This Thanksgiving, remember to be grateful if you can buy an organic turkey, roast fresh butternut squash, or even mash your own potatoes. Recognize how precious good food is.
In Lodz, Poland a local Food Bank named after Marek Edelman has started to organize a series of educational workshops, talks and meetings to place more importance on the first 1000 days of our lives. It is part of a bigger campaign initiated by the foundation NUTRICIA called “1000 First Days for Health”.
“Together with our 200 partner NGOs we will be also distributing flyers and posters all over our city and region. We have also set up an information point in the local Food Bank, where you will be able to get advice on principles of the correct nutrition process of little children and pregnant women. A dietician will be available for private consultation and all interested will be able to use internet for more information” – said Pawel Drobnik, the project coordinator of the Lodz Food Bank.
A couple of months ago I shared a link to an article from the Huffington Post written by a 17-year old Brett Hahn. He started by asking a question what is the most important thing that your parents have done for you? The answer to this question lies within the first 1,000 days of our existence; from the time that each of us was just a fetus in the womb to the age of 2, our parents properly fed us.
Reading about the project that is now being launched in Lodz I started to search for other projects of its kind and a lot of NGO’s are focusing on the issue of the first 1000 days of life. The Save the Children organization has carried out a study on Nutrition in the First 1,000 Days. “Out of 73 developing countries – which together account for 95 percent of child deaths – only four score “very good” on measures of young child nutrition. Our Infant and Toddler Feeding Scorecard identifies Malawi, Madagascar, Peru and Solomon Islands as the top four countries where the majority of children under age of 2 are being fed according to recommended standards.”
One of the main reasons for malnutrition among the developing countries is the lack of awareness on this important issue. Many women don’t even realize how fundamental breastfeeding is. Breastfeeding is the single most effective nutrition intervention for saving lives. If practiced optimally, it could prevent 1 million child deaths each year. In developing countries those children that are fed by their mothers are at least 6 times more likely to survive.
In addition to that, during the first 1000 days of our life we develop and build one of our most important muscles – the brain. Proper nutrition helps us build all of our vital organs in the right manner so as to be used for the rest of our lives. Apparently people that were properly fed during their first days are able to earn 20% higher wages.

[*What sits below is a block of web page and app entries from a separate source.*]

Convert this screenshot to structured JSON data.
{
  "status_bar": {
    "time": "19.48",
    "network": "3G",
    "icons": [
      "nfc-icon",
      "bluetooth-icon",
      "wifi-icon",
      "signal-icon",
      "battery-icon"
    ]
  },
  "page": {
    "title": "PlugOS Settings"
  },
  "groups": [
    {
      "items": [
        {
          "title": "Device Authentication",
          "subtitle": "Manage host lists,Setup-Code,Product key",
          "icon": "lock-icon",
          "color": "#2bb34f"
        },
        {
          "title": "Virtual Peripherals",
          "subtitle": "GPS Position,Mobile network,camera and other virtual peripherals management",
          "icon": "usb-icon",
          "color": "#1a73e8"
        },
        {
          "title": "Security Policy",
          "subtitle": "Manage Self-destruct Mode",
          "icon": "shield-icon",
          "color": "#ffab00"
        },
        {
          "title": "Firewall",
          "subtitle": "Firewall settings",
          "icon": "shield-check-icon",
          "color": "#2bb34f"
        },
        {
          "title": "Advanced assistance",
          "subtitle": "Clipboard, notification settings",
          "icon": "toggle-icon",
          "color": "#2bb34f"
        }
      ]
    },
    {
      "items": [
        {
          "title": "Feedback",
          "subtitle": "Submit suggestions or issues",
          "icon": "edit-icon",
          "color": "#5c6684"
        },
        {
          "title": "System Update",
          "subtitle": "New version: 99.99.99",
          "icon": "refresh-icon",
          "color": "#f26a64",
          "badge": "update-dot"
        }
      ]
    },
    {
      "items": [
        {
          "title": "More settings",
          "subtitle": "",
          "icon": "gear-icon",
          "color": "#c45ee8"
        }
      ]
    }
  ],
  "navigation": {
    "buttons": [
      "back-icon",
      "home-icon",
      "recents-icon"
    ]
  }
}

Unfortunately, the global cost of malnutrition related programs oscillates between $20 to $30 billion. Maybe spending more money on this kind of support will help us spend less money on other issues such as military services or curing diseases caused by malnutrition.